Recently, I attended the IOFs Fundraising session on unpopular causes and though I think 'unpopular' is possibly the wrong word, there were certainly some causes represented that you could fairly call 'niche'.
For me the session provided some interesting reminders and although directed at the 'unpopular' many were pertinent on a wider level - including the idea of 'keeping it simple'.
This refers to the message and the proposition of your organisation; you can't tell the whole story all at once and neither should you try. Obvious stuff, as these things usually are, but it is amazing how often we can forget.
A great example for me of an organisation that is really clear on what it is focusing on: the focus is prevention, the audience is Generation Y who are sick of family and friends dying from what is often a preventable disease and it has the fantastically unconventional if not direct name of Fu@K Cancer.
Digging a bit more into how Fu@k Cancer came to be, here is this TEDx talk from the charity's inspirational founder, Yael Cohen.
The insight into her as someone affected by cancer and as a member of Generation Y was really fascinating (and warrants another post in its own right) - but what else was really interesting to me is what Yael's motivations to establish the organisation in the first place possibly suggests about how other such causes are relating to and empowering people to support them.
Why do people feel the need to establish an organisation themselves rather than rely on already established charities to do their job? Are charities failing to show people that they are having an impact in what they were set up to do? Does it all feel too slow? Is this just applicable to Generation Y? Is there a real gap in the market?
This may be a little contentious and moving at a bit of a tangent but as I see more and more organisations set-up to do something that many others say they are already doing ......I can't help but wonder.
What does this mean for how organisations are motivating the public? Okay so not everyone is like Yael and will establish a charity. But for those people who are affected by an issue your organisation is working on or who is a potential supporter - are we sending the message that we are doing a good job? Are we explicit about what we do and vitally what we are achieving? Are we showing our point of difference? Are we showing any need?

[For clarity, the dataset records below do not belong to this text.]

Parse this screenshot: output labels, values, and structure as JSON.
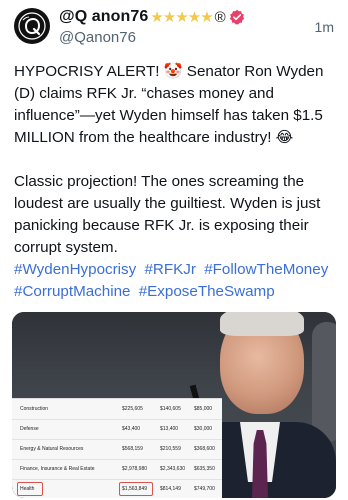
{
  "post": {
    "display_name": "@Q anon76",
    "stars": "★★★★★",
    "registered": "®",
    "handle": "@Qanon76",
    "timestamp": "1m",
    "paragraph1": "HYPOCRISY ALERT! 🤡 Senator Ron Wyden (D) claims RFK Jr. “chases money and influence”—yet Wyden himself has taken $1.5 MILLION from the healthcare industry! 😂",
    "paragraph2": "Classic projection! The ones screaming the loudest are usually the guiltiest. Wyden is just panicking because RFK Jr. is exposing their corrupt system.",
    "hashtags": [
      "#WydenHypocrisy",
      "#RFKJr",
      "#FollowTheMoney",
      "#CorruptMachine",
      "#ExposeTheSwamp"
    ]
  },
  "colors": {
    "hashtag": "#3b6fd6",
    "verified_badge": "#e8406a",
    "stars": "#f2c94c",
    "highlight_box": "#d9534f"
  },
  "icons": {
    "avatar": "q-logo-avatar-icon",
    "verified": "verified-badge-icon"
  },
  "media": {
    "table_rows": [
      {
        "industry": "Construction",
        "v1": "$225,605",
        "v2": "$140,605",
        "v3": "$85,000"
      },
      {
        "industry": "Defense",
        "v1": "$43,400",
        "v2": "$13,400",
        "v3": "$30,000"
      },
      {
        "industry": "Energy & Natural Resources",
        "v1": "$568,159",
        "v2": "$210,559",
        "v3": "$368,600"
      },
      {
        "industry": "Finance, Insurance & Real Estate",
        "v1": "$2,978,980",
        "v2": "$2,343,630",
        "v3": "$635,350"
      },
      {
        "industry": "Health",
        "v1": "$1,563,849",
        "v2": "$814,149",
        "v3": "$749,700"
      }
    ]
  }
}
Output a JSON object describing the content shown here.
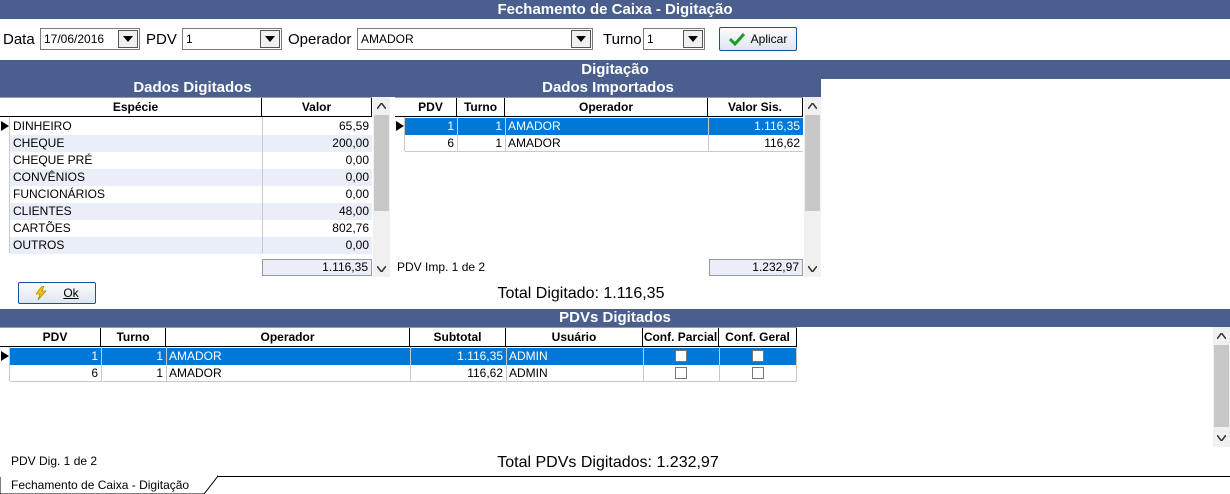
{
  "window": {
    "title": "Fechamento de Caixa - Digitação"
  },
  "toolbar": {
    "data_label": "Data",
    "data_value": "17/06/2016",
    "pdv_label": "PDV",
    "pdv_value": "1",
    "operador_label": "Operador",
    "operador_value": "AMADOR",
    "turno_label": "Turno",
    "turno_value": "1",
    "apply_label": "Aplicar"
  },
  "digitacao": {
    "title": "Digitação",
    "left_title": "Dados Digitados",
    "right_title": "Dados Importados",
    "left_columns": [
      "Espécie",
      "Valor"
    ],
    "left_rows": [
      [
        "DINHEIRO",
        "65,59"
      ],
      [
        "CHEQUE",
        "200,00"
      ],
      [
        "CHEQUE PRÉ",
        "0,00"
      ],
      [
        "CONVÊNIOS",
        "0,00"
      ],
      [
        "FUNCIONÁRIOS",
        "0,00"
      ],
      [
        "CLIENTES",
        "48,00"
      ],
      [
        "CARTÕES",
        "802,76"
      ],
      [
        "OUTROS",
        "0,00"
      ]
    ],
    "left_total": "1.116,35",
    "right_columns": [
      "PDV",
      "Turno",
      "Operador",
      "Valor Sis."
    ],
    "right_rows": [
      [
        "1",
        "1",
        "AMADOR",
        "1.116,35"
      ],
      [
        "6",
        "1",
        "AMADOR",
        "116,62"
      ]
    ],
    "right_status": "PDV Imp. 1 de 2",
    "right_total": "1.232,97",
    "ok_label": "Ok",
    "total_text": "Total Digitado: 1.116,35"
  },
  "pdvs": {
    "title": "PDVs Digitados",
    "columns": [
      "PDV",
      "Turno",
      "Operador",
      "Subtotal",
      "Usuário",
      "Conf. Parcial",
      "Conf. Geral"
    ],
    "rows": [
      [
        "1",
        "1",
        "AMADOR",
        "1.116,35",
        "ADMIN"
      ],
      [
        "6",
        "1",
        "AMADOR",
        "116,62",
        "ADMIN"
      ]
    ],
    "status": "PDV Dig. 1 de 2",
    "total_text": "Total PDVs Digitados: 1.232,97"
  },
  "tabs": [
    {
      "label": "Fechamento de Caixa - Digitação"
    }
  ]
}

Or has the organisation become so concerned about being PC about their work, the beneficiaries and how they are viewed that the passion as to why the organisation was established in the first place is lost and thus has made them (appear) less effective?
Stephen pigeon recently highlighted some of the impact of this here.
There is not a jot of science behind this but I asked a few people their views on the matter. One, a generous charitably minded person with a kind heart and a huge social conscience said of charities:
"Many charities do not differentiate themselves well enough to encourage my specific support. It is oh that's just the same again. And then you have to ask what all of these charities have achieved on the issue. You don't hear of many causes that have closed their doors because they have done what they have set out to do." - Janine Cusack, great human being.
Then I asked the founder of Awamu why she set-up a charitable enterprise:
"There was a need which I couldn't afford to help myself. Because I wanted others to see how fantastic the people were, because I wanted to engage my friends in a way that would interest them and because I wanted to do something, more quickly than the slowness of a big organisation." - Emma Scullion, Inspirational founder of Awamu
At the end of the day it all comes down to need. To see a need and to feel able to do something about it, a need to know that you are helping that need to be met. A need to know you are making a difference. Some of us can act upon that by setting up an organisation - but for most of us we need to know we are making a difference and thus that the organisation is actually achieving its mission - no matter how slow the progress. And we certainly need to work harder in making sure that message comes across.
Charity sees the need and not the cause - German proverb.
Thanks as ever for stopping by and Merry Christmas :O)